Marguerite Hepton later became its hospital secretary for many years and lived into her 90s at Harrogate.

Hydrotherapy pool 1981. Miss Patricia Sykes is in attendance

The hospital, with magnificent support from many societies in Leeds, and local groups of people, created funds for its development into an 80 bedded orthopaedic hospital. It had an operating, x-ray department,physiotherapy and hydrotherapy units, plus a small chapel where many babies were christened. The Leeds education department provided schooling for the long stay patients with a head teacher for each of the four wards.

The hospital was born in a spirit of thanksgiving. In one of her reports during the 1914-18 war Marguerite Hepton wrote “It is felt so important, this work requires more than patriotism or sense of public duty to make it successful. There must be a real love for the children themselves. True patience in dealing with them, and a fixed determination to let no consideration come before that of their true interest and progress.”

The hospital expanded and a further gift by Mr Hepton of £5000 in memory of his only son, who was killed two days before the end of the First World War allowed more development to take place, but in the 1920s the hospital incurred a debt of £3000. This was cleared in 1927, led by Mrs Enid Lane Fox of Walton and a great number of helpers who raised funds. The period between the wars saw many developments and the hospital went from strength to strength.
A new wing was built, known as the Riley Smith Wing by the brewery owners at Tadcaster.

The majority of children during this time suffered Tuberculosis of the bone.
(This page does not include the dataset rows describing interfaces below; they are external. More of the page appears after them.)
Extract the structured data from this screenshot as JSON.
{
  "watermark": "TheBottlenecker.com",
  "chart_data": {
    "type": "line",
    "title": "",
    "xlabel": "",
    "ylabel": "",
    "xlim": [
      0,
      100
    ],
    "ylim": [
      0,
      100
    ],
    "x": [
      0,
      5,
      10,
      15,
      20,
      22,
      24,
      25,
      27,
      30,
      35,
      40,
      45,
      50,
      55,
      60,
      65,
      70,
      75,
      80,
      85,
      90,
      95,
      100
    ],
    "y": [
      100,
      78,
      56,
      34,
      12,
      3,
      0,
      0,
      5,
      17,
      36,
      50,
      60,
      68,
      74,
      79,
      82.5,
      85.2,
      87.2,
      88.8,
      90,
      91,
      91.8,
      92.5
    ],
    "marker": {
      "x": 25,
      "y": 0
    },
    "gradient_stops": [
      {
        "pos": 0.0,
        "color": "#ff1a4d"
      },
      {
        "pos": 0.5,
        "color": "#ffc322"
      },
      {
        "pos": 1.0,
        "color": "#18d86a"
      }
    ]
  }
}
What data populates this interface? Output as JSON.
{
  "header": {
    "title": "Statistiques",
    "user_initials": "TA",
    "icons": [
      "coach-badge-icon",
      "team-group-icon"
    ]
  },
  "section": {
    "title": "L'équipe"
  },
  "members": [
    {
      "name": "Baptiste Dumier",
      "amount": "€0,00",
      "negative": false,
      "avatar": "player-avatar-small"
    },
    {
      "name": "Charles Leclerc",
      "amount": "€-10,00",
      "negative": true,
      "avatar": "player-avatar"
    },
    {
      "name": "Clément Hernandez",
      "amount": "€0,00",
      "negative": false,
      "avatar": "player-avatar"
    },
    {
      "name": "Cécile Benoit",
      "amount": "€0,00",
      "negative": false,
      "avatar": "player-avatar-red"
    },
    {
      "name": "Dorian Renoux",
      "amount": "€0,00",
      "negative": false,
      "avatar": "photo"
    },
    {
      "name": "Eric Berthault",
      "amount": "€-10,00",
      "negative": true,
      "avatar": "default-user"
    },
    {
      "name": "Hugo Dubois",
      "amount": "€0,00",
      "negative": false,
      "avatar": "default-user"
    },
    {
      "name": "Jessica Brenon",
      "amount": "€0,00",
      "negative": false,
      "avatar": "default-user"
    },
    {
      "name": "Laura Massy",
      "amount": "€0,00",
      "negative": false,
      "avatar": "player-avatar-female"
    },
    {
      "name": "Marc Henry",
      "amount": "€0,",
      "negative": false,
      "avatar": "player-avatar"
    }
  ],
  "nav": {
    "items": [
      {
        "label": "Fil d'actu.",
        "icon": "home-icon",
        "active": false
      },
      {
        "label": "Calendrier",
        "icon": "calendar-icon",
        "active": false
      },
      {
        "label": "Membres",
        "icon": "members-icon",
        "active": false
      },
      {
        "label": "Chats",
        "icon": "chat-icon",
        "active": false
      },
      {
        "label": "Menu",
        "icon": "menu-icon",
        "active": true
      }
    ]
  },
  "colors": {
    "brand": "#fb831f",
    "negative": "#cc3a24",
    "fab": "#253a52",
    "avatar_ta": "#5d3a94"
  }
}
Later correction of limbs due to the devastating results of Poliomyelitis were operated on by Professor Clark. Some of the children were hospitalised for up to two years.

Gerry Appleyard 1985. Standing where the German bomb was dropped in 1942

During the 1939-45 war a munitions factory was built in front of the hospital which resulted in Wards 3 and 4 being built to get children under a more substantially protected building. The year 1940 and 42 saw bombs dropped on the munitions factory, in 1942, two German bombs were dropped one on the road in front and one behind the nurses home narrowly missing the buildings. Between these two bombs were 80 children and staff. At the close of the munitions factory at the end of the war, £1131 was raised for the hospital funds.

Charles and Diana wedding celebration 29/7/1981 (children no longer patients)

In 1980 all children were kept at St. James Hospital in Leeds and adult Orthopaedic cases were sent to Thorp Arch from Leeds General Infirmary and St. James Hospital until its closure as a hospital on September 16th 1985. It then became a private nursing home.


Billy Bremnar signing Plaster casts, Gerry Appleyard is at his side 13/7/1968
Many celebrities visited the Hospital during its 75 years. Princess Anne visited the children on May 11th 1972. Thorp Arch school children formed a guard of honour waving flags along the drive.

Gerald Appleyard was the hospital's last nursing officer.

1 comment:

Geoff said...

Excellant, I was a nurse there seconded from Huddersfield Royal Infirmary